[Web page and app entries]
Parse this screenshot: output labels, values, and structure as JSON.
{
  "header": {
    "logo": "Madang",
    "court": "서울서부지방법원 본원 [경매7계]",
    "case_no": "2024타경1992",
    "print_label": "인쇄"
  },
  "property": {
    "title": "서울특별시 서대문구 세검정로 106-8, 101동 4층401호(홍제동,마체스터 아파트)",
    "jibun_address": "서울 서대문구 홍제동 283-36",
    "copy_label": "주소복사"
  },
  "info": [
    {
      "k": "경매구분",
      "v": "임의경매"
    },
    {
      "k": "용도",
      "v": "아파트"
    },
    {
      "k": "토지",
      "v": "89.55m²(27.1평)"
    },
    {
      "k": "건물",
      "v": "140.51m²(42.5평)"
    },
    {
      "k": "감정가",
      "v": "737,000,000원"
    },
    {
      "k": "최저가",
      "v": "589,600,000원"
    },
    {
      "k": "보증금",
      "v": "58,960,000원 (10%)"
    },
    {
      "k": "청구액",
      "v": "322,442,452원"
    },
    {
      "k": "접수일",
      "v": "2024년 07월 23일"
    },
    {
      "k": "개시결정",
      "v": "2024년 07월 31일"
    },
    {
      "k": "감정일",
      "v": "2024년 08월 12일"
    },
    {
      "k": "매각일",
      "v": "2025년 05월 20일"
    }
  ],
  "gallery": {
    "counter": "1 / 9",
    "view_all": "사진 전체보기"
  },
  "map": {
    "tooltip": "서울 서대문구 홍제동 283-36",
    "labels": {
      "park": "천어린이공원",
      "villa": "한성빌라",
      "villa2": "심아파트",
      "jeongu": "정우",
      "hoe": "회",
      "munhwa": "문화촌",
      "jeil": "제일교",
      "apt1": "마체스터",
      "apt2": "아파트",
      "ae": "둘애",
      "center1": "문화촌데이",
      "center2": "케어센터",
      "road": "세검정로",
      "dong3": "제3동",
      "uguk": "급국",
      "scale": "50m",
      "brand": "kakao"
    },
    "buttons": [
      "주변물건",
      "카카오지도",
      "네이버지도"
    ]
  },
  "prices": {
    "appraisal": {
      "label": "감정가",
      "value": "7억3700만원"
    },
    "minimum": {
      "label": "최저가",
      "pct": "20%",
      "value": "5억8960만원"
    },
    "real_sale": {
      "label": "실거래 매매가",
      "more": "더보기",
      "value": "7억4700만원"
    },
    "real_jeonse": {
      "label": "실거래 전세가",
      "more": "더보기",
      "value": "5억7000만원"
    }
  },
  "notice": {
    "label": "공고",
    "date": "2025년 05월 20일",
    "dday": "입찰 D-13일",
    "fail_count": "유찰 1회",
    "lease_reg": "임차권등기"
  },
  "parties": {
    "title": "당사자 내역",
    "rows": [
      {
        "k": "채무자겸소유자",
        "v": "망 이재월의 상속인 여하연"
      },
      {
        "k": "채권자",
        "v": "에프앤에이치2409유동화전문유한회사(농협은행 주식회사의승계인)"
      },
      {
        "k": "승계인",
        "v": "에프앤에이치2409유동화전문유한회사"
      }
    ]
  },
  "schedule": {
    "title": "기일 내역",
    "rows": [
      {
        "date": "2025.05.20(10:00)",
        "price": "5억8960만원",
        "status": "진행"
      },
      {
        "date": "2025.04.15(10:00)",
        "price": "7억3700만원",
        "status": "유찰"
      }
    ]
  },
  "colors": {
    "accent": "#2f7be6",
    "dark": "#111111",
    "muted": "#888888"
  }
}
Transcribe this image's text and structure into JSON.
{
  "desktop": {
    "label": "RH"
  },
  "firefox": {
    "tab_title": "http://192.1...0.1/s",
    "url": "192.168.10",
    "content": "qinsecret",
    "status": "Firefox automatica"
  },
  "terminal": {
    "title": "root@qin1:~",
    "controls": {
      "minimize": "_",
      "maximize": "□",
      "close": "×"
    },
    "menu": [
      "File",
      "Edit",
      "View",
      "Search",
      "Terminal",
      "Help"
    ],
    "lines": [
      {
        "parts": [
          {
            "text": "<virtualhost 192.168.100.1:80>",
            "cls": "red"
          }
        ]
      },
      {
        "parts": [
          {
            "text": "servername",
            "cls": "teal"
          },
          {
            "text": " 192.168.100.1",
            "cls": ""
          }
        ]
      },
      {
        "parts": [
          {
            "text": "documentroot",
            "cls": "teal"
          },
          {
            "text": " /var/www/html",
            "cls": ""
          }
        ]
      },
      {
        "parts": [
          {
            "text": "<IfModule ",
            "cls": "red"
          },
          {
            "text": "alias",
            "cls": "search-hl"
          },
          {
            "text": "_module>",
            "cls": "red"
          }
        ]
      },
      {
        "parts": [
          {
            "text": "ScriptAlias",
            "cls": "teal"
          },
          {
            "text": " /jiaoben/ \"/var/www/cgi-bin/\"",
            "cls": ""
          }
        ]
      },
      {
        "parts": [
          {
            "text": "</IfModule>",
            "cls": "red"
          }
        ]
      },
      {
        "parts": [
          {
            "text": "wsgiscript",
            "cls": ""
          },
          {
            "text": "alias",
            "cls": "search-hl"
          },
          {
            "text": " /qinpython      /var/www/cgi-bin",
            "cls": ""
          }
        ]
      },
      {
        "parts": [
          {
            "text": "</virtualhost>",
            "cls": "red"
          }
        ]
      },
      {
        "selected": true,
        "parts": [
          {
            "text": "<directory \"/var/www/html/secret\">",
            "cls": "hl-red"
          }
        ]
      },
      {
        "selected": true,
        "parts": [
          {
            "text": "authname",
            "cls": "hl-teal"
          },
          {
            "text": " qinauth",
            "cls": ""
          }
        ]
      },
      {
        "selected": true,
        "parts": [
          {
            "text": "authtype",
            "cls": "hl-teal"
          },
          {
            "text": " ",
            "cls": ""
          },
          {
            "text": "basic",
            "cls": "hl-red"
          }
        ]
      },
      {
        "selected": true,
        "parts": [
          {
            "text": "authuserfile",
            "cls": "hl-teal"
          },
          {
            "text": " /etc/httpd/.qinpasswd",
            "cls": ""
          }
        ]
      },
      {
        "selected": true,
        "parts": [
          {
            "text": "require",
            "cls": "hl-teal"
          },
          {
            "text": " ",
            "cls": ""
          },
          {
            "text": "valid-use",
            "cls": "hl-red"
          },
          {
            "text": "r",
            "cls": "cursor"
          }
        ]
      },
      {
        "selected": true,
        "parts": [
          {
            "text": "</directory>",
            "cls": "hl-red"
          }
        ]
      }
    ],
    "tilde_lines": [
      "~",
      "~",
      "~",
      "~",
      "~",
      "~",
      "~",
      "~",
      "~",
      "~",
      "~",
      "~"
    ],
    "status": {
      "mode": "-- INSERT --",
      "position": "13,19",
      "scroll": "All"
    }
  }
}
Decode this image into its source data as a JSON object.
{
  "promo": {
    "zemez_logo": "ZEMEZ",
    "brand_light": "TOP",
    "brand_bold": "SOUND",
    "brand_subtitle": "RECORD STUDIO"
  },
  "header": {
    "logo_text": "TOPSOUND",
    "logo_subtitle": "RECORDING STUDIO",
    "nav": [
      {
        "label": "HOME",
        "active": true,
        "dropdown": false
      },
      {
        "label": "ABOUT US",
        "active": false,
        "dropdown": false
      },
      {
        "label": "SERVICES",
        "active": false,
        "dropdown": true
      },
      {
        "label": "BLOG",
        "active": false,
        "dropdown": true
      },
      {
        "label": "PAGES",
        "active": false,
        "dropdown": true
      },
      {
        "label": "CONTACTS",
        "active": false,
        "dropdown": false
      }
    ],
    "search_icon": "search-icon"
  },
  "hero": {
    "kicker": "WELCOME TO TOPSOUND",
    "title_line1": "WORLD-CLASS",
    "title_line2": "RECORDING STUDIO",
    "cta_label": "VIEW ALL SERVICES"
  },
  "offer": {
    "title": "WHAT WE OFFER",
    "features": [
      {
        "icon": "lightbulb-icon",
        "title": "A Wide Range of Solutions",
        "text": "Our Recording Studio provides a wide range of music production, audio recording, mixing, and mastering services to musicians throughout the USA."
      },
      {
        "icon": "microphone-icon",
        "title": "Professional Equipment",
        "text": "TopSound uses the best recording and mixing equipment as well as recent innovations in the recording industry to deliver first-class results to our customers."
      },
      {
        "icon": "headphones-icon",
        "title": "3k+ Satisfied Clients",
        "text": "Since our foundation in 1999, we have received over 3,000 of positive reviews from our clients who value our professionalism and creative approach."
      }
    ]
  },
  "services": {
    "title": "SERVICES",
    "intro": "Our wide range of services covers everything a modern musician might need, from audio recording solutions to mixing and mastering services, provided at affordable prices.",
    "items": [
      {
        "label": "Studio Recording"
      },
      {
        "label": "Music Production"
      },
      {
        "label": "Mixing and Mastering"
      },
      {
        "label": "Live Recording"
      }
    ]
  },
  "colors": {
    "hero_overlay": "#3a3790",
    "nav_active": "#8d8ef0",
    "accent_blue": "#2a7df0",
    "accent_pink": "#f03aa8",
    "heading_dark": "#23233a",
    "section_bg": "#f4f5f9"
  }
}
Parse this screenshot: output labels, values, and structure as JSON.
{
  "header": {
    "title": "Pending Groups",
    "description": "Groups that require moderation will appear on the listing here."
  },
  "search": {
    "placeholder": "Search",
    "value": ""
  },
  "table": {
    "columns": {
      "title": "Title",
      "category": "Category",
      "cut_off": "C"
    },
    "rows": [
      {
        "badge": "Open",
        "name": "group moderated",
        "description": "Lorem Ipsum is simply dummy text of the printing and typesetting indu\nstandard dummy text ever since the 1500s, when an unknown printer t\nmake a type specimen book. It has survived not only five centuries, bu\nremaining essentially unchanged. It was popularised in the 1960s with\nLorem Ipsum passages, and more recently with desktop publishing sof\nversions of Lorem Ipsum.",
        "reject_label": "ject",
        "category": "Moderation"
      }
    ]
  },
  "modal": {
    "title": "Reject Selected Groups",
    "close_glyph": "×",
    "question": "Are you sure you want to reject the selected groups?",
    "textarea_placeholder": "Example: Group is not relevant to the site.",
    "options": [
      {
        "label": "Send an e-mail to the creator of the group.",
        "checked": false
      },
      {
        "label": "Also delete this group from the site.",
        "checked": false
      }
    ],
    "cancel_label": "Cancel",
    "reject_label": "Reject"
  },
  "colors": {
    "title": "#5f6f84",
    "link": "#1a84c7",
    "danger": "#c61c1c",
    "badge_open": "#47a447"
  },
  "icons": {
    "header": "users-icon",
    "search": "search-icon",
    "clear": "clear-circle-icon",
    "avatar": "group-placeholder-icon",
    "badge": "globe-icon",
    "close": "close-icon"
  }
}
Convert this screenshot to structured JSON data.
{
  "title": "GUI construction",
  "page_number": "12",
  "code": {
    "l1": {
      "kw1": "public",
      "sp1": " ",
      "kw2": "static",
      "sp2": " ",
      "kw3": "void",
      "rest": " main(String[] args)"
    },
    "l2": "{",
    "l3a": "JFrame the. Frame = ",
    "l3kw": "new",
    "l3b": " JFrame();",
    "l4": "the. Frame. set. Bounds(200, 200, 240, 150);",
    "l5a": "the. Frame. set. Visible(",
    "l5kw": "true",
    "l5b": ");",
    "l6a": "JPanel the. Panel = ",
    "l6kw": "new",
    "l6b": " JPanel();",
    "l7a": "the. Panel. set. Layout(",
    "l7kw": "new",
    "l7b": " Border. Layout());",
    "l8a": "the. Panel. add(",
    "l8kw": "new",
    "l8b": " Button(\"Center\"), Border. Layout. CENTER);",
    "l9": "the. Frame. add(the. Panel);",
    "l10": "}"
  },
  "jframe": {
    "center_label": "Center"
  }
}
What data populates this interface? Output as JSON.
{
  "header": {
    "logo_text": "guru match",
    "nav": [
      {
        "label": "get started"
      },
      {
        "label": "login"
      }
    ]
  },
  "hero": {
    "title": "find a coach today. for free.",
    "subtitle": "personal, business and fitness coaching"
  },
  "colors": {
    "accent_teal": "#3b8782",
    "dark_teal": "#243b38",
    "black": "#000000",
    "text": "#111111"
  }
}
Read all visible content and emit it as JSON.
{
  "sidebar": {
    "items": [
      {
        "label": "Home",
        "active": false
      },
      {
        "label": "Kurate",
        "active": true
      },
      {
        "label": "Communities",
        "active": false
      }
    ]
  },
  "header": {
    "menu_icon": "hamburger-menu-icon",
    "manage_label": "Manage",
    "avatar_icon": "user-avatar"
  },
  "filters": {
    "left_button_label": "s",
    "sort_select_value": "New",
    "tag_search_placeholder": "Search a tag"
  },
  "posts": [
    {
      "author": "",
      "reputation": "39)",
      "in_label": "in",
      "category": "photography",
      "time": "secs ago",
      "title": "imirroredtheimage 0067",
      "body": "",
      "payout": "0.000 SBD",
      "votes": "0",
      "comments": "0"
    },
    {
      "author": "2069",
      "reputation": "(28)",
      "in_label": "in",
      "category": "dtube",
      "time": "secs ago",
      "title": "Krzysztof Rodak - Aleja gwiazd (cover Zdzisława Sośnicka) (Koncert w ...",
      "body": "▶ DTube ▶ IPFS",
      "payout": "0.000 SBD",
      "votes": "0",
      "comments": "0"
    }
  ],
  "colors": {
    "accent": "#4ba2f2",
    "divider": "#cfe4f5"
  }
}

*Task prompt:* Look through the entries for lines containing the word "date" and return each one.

*Response area:*
    "date": "2025년 05월 20일",
        "date": "2025.05.20(10:00)",
        "date": "2025.04.15(10:00)",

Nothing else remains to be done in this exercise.